■ What this task involves:
Give back every record that follows, exactly as written.

■ Information provided:
- - - - - - -

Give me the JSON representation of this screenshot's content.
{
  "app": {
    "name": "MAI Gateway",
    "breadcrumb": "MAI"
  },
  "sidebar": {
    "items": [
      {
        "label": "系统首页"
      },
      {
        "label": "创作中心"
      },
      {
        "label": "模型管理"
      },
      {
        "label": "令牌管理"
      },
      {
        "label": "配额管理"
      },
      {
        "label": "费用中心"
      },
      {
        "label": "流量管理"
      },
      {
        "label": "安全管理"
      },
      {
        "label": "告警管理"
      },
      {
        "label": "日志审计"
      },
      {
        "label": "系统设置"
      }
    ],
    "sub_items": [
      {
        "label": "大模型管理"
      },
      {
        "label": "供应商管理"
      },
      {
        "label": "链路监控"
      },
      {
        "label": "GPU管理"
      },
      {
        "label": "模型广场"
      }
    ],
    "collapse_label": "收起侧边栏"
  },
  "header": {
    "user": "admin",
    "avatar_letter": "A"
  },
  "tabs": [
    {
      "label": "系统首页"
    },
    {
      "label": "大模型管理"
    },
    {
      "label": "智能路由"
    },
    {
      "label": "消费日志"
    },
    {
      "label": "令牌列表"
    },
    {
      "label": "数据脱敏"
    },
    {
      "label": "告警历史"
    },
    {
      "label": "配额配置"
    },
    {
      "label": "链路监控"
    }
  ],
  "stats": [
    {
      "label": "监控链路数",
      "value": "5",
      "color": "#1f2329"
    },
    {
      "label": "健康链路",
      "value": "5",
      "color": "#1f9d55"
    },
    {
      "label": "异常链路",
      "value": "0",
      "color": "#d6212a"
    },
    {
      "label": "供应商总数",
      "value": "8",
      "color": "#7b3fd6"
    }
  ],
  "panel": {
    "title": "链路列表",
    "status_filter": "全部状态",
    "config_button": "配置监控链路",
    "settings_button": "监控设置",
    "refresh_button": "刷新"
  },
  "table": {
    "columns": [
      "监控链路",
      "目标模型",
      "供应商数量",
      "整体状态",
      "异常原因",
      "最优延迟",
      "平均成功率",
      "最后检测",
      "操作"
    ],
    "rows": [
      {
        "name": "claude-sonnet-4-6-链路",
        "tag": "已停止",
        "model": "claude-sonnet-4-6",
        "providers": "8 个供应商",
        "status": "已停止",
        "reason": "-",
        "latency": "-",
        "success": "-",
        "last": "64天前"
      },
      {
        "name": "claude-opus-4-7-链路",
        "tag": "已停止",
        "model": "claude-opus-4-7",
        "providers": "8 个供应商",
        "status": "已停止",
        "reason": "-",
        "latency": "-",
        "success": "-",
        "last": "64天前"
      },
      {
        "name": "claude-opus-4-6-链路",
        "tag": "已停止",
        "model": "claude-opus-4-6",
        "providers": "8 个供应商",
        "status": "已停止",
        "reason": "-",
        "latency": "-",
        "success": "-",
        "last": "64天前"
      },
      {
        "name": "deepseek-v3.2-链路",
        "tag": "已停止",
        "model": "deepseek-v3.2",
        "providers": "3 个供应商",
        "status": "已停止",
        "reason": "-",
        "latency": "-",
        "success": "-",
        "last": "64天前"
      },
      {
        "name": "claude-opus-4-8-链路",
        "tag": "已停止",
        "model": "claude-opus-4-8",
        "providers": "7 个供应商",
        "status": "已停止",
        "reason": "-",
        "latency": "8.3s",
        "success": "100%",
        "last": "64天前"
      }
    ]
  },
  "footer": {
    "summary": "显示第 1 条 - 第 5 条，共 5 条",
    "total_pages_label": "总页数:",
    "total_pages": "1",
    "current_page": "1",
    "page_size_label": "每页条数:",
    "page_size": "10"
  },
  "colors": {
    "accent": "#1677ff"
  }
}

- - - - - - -

■ Exercise solution:
Give me the JSON representation of this screenshot's content.
{
  "app": {
    "name": "MAI Gateway",
    "breadcrumb": "MAI"
  },
  "sidebar": {
    "items": [
      {
        "label": "系统首页"
      },
      {
        "label": "创作中心"
      },
      {
        "label": "模型管理"
      },
      {
        "label": "令牌管理"
      },
      {
        "label": "配额管理"
      },
      {
        "label": "费用中心"
      },
      {
        "label": "流量管理"
      },
      {
        "label": "安全管理"
      },
      {
        "label": "告警管理"
      },
      {
        "label": "日志审计"
      },
      {
        "label": "系统设置"
      }
    ],
    "sub_items": [
      {
        "label": "大模型管理"
      },
      {
        "label": "供应商管理"
      },
      {
        "label": "链路监控"
      },
      {
        "label": "GPU管理"
      },
      {
        "label": "模型广场"
      }
    ],
    "collapse_label": "收起侧边栏"
  },
  "header": {
    "user": "admin",
    "avatar_letter": "A"
  },
  "tabs": [
    {
      "label": "系统首页"
    },
    {
      "label": "大模型管理"
    },
    {
      "label": "智能路由"
    },
    {
      "label": "消费日志"
    },
    {
      "label": "令牌列表"
    },
    {
      "label": "数据脱敏"
    },
    {
      "label": "告警历史"
    },
    {
      "label": "配额配置"
    },
    {
      "label": "链路监控"
    }
  ],
  "stats": [
    {
      "label": "监控链路数",
      "value": "5",
      "color": "#1f2329"
    },
    {
      "label": "健康链路",
      "value": "5",
      "color": "#1f9d55"
    },
    {
      "label": "异常链路",
      "value": "0",
      "color": "#d6212a"
    },
    {
      "label": "供应商总数",
      "value": "8",
      "color": "#7b3fd6"
    }
  ],
  "panel": {
    "title": "链路列表",
    "status_filter": "全部状态",
    "config_button": "配置监控链路",
    "settings_button": "监控设置",
    "refresh_button": "刷新"
  },
  "table": {
    "columns": [
      "监控链路",
      "目标模型",
      "供应商数量",
      "整体状态",
      "异常原因",
      "最优延迟",
      "平均成功率",
      "最后检测",
      "操作"
    ],
    "rows": [
      {
        "name": "claude-sonnet-4-6-链路",
        "tag": "已停止",
        "model": "claude-sonnet-4-6",
        "providers": "8 个供应商",
        "status": "已停止",
        "reason": "-",
        "latency": "-",
        "success": "-",
        "last": "64天前"
      },
      {
        "name": "claude-opus-4-7-链路",
        "tag": "已停止",
        "model": "claude-opus-4-7",
        "providers": "8 个供应商",
        "status": "已停止",
        "reason": "-",
        "latency": "-",
        "success": "-",
        "last": "64天前"
      },
      {
        "name": "claude-opus-4-6-链路",
        "tag": "已停止",
        "model": "claude-opus-4-6",
        "providers": "8 个供应商",
        "status": "已停止",
        "reason": "-",
        "latency": "-",
        "success": "-",
        "last": "64天前"
      },
      {
        "name": "deepseek-v3.2-链路",
        "tag": "已停止",
        "model": "deepseek-v3.2",
        "providers": "3 个供应商",
        "status": "已停止",
        "reason": "-",
        "latency": "-",
        "success": "-",
        "last": "64天前"
      },
      {
        "name": "claude-opus-4-8-链路",
        "tag": "已停止",
        "model": "claude-opus-4-8",
        "providers": "7 个供应商",
        "status": "已停止",
        "reason": "-",
        "latency": "8.3s",
        "success": "100%",
        "last": "64天前"
      }
    ]
  },
  "footer": {
    "summary": "显示第 1 条 - 第 5 条，共 5 条",
    "total_pages_label": "总页数:",
    "total_pages": "1",
    "current_page": "1",
    "page_size_label": "每页条数:",
    "page_size": "10"
  },
  "colors": {
    "accent": "#1677ff"
  }
}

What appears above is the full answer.